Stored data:
☆ ☆ ☆
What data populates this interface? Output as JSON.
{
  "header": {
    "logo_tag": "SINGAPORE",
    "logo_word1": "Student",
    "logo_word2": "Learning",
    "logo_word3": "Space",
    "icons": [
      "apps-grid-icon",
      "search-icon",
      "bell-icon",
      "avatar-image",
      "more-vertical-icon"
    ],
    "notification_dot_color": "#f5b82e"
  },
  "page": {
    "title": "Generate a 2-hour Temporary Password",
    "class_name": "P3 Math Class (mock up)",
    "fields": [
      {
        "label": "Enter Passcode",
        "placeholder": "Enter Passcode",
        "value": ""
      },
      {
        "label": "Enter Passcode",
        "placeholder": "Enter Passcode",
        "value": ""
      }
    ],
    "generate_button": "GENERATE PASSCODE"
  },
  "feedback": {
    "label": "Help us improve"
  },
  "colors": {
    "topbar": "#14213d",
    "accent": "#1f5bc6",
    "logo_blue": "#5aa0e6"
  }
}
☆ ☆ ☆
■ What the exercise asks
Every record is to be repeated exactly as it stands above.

■ Output for this task
What data populates this interface? Output as JSON.
{
  "header": {
    "logo_tag": "SINGAPORE",
    "logo_word1": "Student",
    "logo_word2": "Learning",
    "logo_word3": "Space",
    "icons": [
      "apps-grid-icon",
      "search-icon",
      "bell-icon",
      "avatar-image",
      "more-vertical-icon"
    ],
    "notification_dot_color": "#f5b82e"
  },
  "page": {
    "title": "Generate a 2-hour Temporary Password",
    "class_name": "P3 Math Class (mock up)",
    "fields": [
      {
        "label": "Enter Passcode",
        "placeholder": "Enter Passcode",
        "value": ""
      },
      {
        "label": "Enter Passcode",
        "placeholder": "Enter Passcode",
        "value": ""
      }
    ],
    "generate_button": "GENERATE PASSCODE"
  },
  "feedback": {
    "label": "Help us improve"
  },
  "colors": {
    "topbar": "#14213d",
    "accent": "#1f5bc6",
    "logo_blue": "#5aa0e6"
  }
}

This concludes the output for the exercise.